• What to work on:
Reproduce the full listing exactly.
◇ ◇ ◇ ◇ ◇ ◇ ◇
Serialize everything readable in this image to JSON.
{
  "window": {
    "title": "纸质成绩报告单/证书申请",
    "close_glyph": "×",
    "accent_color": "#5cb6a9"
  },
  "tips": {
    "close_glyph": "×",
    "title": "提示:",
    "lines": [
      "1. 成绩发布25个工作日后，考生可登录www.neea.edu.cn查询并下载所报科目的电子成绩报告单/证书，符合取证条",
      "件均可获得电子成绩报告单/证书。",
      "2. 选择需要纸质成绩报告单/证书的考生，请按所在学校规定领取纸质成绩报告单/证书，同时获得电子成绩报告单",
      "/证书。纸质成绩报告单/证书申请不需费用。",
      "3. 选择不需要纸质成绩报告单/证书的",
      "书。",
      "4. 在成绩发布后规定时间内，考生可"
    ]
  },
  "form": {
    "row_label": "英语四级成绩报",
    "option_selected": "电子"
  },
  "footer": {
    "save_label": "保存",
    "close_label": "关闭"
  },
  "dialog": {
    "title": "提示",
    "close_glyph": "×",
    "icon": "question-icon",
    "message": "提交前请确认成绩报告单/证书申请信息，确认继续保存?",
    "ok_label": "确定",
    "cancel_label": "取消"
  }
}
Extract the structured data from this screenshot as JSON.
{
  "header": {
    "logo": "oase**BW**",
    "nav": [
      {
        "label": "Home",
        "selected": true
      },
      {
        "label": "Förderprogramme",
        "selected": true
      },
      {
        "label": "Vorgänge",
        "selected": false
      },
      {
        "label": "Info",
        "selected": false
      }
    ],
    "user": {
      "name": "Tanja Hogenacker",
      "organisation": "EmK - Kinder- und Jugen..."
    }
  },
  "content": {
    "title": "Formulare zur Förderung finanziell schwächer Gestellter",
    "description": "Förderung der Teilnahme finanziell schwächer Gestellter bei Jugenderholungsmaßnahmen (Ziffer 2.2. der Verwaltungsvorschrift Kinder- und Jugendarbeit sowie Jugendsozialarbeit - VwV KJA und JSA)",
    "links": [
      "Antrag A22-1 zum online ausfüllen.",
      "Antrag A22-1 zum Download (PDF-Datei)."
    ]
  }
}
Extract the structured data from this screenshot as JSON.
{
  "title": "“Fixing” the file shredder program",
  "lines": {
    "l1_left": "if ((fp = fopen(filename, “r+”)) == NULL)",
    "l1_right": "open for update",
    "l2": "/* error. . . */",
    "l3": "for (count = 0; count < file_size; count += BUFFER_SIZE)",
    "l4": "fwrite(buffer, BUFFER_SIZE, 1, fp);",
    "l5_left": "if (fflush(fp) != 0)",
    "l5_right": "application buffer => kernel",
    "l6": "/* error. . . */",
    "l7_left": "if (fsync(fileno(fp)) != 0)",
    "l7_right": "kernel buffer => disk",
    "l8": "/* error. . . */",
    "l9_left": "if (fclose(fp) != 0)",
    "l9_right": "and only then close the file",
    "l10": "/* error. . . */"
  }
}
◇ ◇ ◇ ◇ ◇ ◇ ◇
• Task response:
Serialize everything readable in this image to JSON.
{
  "window": {
    "title": "纸质成绩报告单/证书申请",
    "close_glyph": "×",
    "accent_color": "#5cb6a9"
  },
  "tips": {
    "close_glyph": "×",
    "title": "提示:",
    "lines": [
      "1. 成绩发布25个工作日后，考生可登录www.neea.edu.cn查询并下载所报科目的电子成绩报告单/证书，符合取证条",
      "件均可获得电子成绩报告单/证书。",
      "2. 选择需要纸质成绩报告单/证书的考生，请按所在学校规定领取纸质成绩报告单/证书，同时获得电子成绩报告单",
      "/证书。纸质成绩报告单/证书申请不需费用。",
      "3. 选择不需要纸质成绩报告单/证书的",
      "书。",
      "4. 在成绩发布后规定时间内，考生可"
    ]
  },
  "form": {
    "row_label": "英语四级成绩报",
    "option_selected": "电子"
  },
  "footer": {
    "save_label": "保存",
    "close_label": "关闭"
  },
  "dialog": {
    "title": "提示",
    "close_glyph": "×",
    "icon": "question-icon",
    "message": "提交前请确认成绩报告单/证书申请信息，确认继续保存?",
    "ok_label": "确定",
    "cancel_label": "取消"
  }
}
Extract the structured data from this screenshot as JSON.
{
  "header": {
    "logo": "oase**BW**",
    "nav": [
      {
        "label": "Home",
        "selected": true
      },
      {
        "label": "Förderprogramme",
        "selected": true
      },
      {
        "label": "Vorgänge",
        "selected": false
      },
      {
        "label": "Info",
        "selected": false
      }
    ],
    "user": {
      "name": "Tanja Hogenacker",
      "organisation": "EmK - Kinder- und Jugen..."
    }
  },
  "content": {
    "title": "Formulare zur Förderung finanziell schwächer Gestellter",
    "description": "Förderung der Teilnahme finanziell schwächer Gestellter bei Jugenderholungsmaßnahmen (Ziffer 2.2. der Verwaltungsvorschrift Kinder- und Jugendarbeit sowie Jugendsozialarbeit - VwV KJA und JSA)",
    "links": [
      "Antrag A22-1 zum online ausfüllen.",
      "Antrag A22-1 zum Download (PDF-Datei)."
    ]
  }
}
Extract the structured data from this screenshot as JSON.
{
  "title": "“Fixing” the file shredder program",
  "lines": {
    "l1_left": "if ((fp = fopen(filename, “r+”)) == NULL)",
    "l1_right": "open for update",
    "l2": "/* error. . . */",
    "l3": "for (count = 0; count < file_size; count += BUFFER_SIZE)",
    "l4": "fwrite(buffer, BUFFER_SIZE, 1, fp);",
    "l5_left": "if (fflush(fp) != 0)",
    "l5_right": "application buffer => kernel",
    "l6": "/* error. . . */",
    "l7_left": "if (fsync(fileno(fp)) != 0)",
    "l7_right": "kernel buffer => disk",
    "l8": "/* error. . . */",
    "l9_left": "if (fclose(fp) != 0)",
    "l9_right": "and only then close the file",
    "l10": "/* error. . . */"
  }
}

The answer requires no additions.